## Website and app data records:
________
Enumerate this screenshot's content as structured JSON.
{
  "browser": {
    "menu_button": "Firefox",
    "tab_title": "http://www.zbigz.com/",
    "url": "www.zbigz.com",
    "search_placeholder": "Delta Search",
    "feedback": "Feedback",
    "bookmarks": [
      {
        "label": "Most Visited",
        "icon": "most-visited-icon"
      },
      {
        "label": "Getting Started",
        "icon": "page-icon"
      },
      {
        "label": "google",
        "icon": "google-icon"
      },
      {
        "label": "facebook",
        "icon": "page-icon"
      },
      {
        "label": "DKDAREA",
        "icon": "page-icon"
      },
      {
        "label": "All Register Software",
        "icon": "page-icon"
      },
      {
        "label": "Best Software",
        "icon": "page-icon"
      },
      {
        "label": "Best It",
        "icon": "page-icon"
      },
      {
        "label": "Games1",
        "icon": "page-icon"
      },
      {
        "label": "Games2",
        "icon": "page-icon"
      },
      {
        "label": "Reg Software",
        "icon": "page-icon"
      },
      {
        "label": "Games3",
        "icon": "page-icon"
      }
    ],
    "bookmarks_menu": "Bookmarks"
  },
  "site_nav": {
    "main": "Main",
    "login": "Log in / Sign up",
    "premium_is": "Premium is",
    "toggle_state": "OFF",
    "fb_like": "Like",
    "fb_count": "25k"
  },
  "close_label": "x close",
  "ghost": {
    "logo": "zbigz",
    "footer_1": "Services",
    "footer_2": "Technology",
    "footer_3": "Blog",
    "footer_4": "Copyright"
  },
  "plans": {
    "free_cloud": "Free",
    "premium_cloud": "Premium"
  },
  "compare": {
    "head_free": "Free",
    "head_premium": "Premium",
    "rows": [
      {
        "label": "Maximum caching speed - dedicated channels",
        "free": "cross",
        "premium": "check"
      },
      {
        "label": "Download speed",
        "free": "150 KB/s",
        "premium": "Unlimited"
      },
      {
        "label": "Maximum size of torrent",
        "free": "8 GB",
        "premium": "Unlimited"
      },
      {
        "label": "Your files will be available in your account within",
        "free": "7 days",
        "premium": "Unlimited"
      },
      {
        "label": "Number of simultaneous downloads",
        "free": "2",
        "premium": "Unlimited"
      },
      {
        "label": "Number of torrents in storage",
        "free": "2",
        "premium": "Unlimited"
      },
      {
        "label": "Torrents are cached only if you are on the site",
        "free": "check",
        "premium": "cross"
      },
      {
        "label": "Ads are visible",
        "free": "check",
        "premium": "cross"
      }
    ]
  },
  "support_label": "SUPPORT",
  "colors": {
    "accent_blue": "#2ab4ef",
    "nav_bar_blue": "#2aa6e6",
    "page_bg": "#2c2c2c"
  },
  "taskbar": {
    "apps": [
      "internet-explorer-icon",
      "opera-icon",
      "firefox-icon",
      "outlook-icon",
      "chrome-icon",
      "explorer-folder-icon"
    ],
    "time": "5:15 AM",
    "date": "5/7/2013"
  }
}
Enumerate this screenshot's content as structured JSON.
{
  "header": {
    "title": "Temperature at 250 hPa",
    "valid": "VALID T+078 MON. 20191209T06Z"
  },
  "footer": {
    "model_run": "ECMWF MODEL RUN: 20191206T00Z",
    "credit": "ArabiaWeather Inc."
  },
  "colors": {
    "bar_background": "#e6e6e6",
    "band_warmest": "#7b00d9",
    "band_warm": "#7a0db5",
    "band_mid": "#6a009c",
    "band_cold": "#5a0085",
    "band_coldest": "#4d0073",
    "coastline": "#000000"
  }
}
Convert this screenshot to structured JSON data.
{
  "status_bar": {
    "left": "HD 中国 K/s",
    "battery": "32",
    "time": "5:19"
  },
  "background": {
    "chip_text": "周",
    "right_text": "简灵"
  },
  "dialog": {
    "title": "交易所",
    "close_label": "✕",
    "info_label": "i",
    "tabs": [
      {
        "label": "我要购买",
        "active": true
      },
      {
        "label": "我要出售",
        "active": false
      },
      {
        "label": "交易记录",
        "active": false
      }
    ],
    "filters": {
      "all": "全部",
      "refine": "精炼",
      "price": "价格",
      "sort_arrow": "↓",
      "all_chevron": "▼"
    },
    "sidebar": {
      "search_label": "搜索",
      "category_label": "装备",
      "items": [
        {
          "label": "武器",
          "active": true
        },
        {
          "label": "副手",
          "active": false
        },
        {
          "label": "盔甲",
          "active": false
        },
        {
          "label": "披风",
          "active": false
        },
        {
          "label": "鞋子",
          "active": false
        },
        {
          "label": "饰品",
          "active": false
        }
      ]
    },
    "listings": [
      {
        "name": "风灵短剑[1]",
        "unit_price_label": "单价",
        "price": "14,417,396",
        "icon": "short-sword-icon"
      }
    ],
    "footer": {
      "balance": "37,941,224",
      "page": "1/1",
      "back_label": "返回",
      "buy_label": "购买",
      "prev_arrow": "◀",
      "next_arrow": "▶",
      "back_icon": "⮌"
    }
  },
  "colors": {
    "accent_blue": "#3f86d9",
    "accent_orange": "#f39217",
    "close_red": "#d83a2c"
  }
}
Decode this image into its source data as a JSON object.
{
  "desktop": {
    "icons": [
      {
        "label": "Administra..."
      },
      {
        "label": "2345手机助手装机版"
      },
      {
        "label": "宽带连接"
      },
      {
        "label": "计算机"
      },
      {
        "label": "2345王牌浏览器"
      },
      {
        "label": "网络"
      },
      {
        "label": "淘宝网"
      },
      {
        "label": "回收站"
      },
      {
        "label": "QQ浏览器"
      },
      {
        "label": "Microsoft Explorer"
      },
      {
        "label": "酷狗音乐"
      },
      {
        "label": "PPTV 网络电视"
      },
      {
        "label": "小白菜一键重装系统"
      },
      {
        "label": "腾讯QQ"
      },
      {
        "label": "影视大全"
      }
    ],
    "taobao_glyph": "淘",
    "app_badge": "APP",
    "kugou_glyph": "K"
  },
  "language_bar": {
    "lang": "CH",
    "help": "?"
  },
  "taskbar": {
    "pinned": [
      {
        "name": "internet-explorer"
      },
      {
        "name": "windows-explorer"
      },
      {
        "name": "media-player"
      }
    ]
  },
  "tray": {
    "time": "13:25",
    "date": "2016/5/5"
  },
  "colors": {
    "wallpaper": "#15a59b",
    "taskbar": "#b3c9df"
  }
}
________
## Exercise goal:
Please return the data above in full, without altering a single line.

## Solution to the exercise:
Enumerate this screenshot's content as structured JSON.
{
  "browser": {
    "menu_button": "Firefox",
    "tab_title": "http://www.zbigz.com/",
    "url": "www.zbigz.com",
    "search_placeholder": "Delta Search",
    "feedback": "Feedback",
    "bookmarks": [
      {
        "label": "Most Visited",
        "icon": "most-visited-icon"
      },
      {
        "label": "Getting Started",
        "icon": "page-icon"
      },
      {
        "label": "google",
        "icon": "google-icon"
      },
      {
        "label": "facebook",
        "icon": "page-icon"
      },
      {
        "label": "DKDAREA",
        "icon": "page-icon"
      },
      {
        "label": "All Register Software",
        "icon": "page-icon"
      },
      {
        "label": "Best Software",
        "icon": "page-icon"
      },
      {
        "label": "Best It",
        "icon": "page-icon"
      },
      {
        "label": "Games1",
        "icon": "page-icon"
      },
      {
        "label": "Games2",
        "icon": "page-icon"
      },
      {
        "label": "Reg Software",
        "icon": "page-icon"
      },
      {
        "label": "Games3",
        "icon": "page-icon"
      }
    ],
    "bookmarks_menu": "Bookmarks"
  },
  "site_nav": {
    "main": "Main",
    "login": "Log in / Sign up",
    "premium_is": "Premium is",
    "toggle_state": "OFF",
    "fb_like": "Like",
    "fb_count": "25k"
  },
  "close_label": "x close",
  "ghost": {
    "logo": "zbigz",
    "footer_1": "Services",
    "footer_2": "Technology",
    "footer_3": "Blog",
    "footer_4": "Copyright"
  },
  "plans": {
    "free_cloud": "Free",
    "premium_cloud": "Premium"
  },
  "compare": {
    "head_free": "Free",
    "head_premium": "Premium",
    "rows": [
      {
        "label": "Maximum caching speed - dedicated channels",
        "free": "cross",
        "premium": "check"
      },
      {
        "label": "Download speed",
        "free": "150 KB/s",
        "premium": "Unlimited"
      },
      {
        "label": "Maximum size of torrent",
        "free": "8 GB",
        "premium": "Unlimited"
      },
      {
        "label": "Your files will be available in your account within",
        "free": "7 days",
        "premium": "Unlimited"
      },
      {
        "label": "Number of simultaneous downloads",
        "free": "2",
        "premium": "Unlimited"
      },
      {
        "label": "Number of torrents in storage",
        "free": "2",
        "premium": "Unlimited"
      },
      {
        "label": "Torrents are cached only if you are on the site",
        "free": "check",
        "premium": "cross"
      },
      {
        "label": "Ads are visible",
        "free": "check",
        "premium": "cross"
      }
    ]
  },
  "support_label": "SUPPORT",
  "colors": {
    "accent_blue": "#2ab4ef",
    "nav_bar_blue": "#2aa6e6",
    "page_bg": "#2c2c2c"
  },
  "taskbar": {
    "apps": [
      "internet-explorer-icon",
      "opera-icon",
      "firefox-icon",
      "outlook-icon",
      "chrome-icon",
      "explorer-folder-icon"
    ],
    "time": "5:15 AM",
    "date": "5/7/2013"
  }
}
Enumerate this screenshot's content as structured JSON.
{
  "header": {
    "title": "Temperature at 250 hPa",
    "valid": "VALID T+078 MON. 20191209T06Z"
  },
  "footer": {
    "model_run": "ECMWF MODEL RUN: 20191206T00Z",
    "credit": "ArabiaWeather Inc."
  },
  "colors": {
    "bar_background": "#e6e6e6",
    "band_warmest": "#7b00d9",
    "band_warm": "#7a0db5",
    "band_mid": "#6a009c",
    "band_cold": "#5a0085",
    "band_coldest": "#4d0073",
    "coastline": "#000000"
  }
}
Convert this screenshot to structured JSON data.
{
  "status_bar": {
    "left": "HD 中国 K/s",
    "battery": "32",
    "time": "5:19"
  },
  "background": {
    "chip_text": "周",
    "right_text": "简灵"
  },
  "dialog": {
    "title": "交易所",
    "close_label": "✕",
    "info_label": "i",
    "tabs": [
      {
        "label": "我要购买",
        "active": true
      },
      {
        "label": "我要出售",
        "active": false
      },
      {
        "label": "交易记录",
        "active": false
      }
    ],
    "filters": {
      "all": "全部",
      "refine": "精炼",
      "price": "价格",
      "sort_arrow": "↓",
      "all_chevron": "▼"
    },
    "sidebar": {
      "search_label": "搜索",
      "category_label": "装备",
      "items": [
        {
          "label": "武器",
          "active": true
        },
        {
          "label": "副手",
          "active": false
        },
        {
          "label": "盔甲",
          "active": false
        },
        {
          "label": "披风",
          "active": false
        },
        {
          "label": "鞋子",
          "active": false
        },
        {
          "label": "饰品",
          "active": false
        }
      ]
    },
    "listings": [
      {
        "name": "风灵短剑[1]",
        "unit_price_label": "单价",
        "price": "14,417,396",
        "icon": "short-sword-icon"
      }
    ],
    "footer": {
      "balance": "37,941,224",
      "page": "1/1",
      "back_label": "返回",
      "buy_label": "购买",
      "prev_arrow": "◀",
      "next_arrow": "▶",
      "back_icon": "⮌"
    }
  },
  "colors": {
    "accent_blue": "#3f86d9",
    "accent_orange": "#f39217",
    "close_red": "#d83a2c"
  }
}
Decode this image into its source data as a JSON object.
{
  "desktop": {
    "icons": [
      {
        "label": "Administra..."
      },
      {
        "label": "2345手机助手装机版"
      },
      {
        "label": "宽带连接"
      },
      {
        "label": "计算机"
      },
      {
        "label": "2345王牌浏览器"
      },
      {
        "label": "网络"
      },
      {
        "label": "淘宝网"
      },
      {
        "label": "回收站"
      },
      {
        "label": "QQ浏览器"
      },
      {
        "label": "Microsoft Explorer"
      },
      {
        "label": "酷狗音乐"
      },
      {
        "label": "PPTV 网络电视"
      },
      {
        "label": "小白菜一键重装系统"
      },
      {
        "label": "腾讯QQ"
      },
      {
        "label": "影视大全"
      }
    ],
    "taobao_glyph": "淘",
    "app_badge": "APP",
    "kugou_glyph": "K"
  },
  "language_bar": {
    "lang": "CH",
    "help": "?"
  },
  "taskbar": {
    "pinned": [
      {
        "name": "internet-explorer"
      },
      {
        "name": "windows-explorer"
      },
      {
        "name": "media-player"
      }
    ]
  },
  "tray": {
    "time": "13:25",
    "date": "2016/5/5"
  },
  "colors": {
    "wallpaper": "#15a59b",
    "taskbar": "#b3c9df"
  }
}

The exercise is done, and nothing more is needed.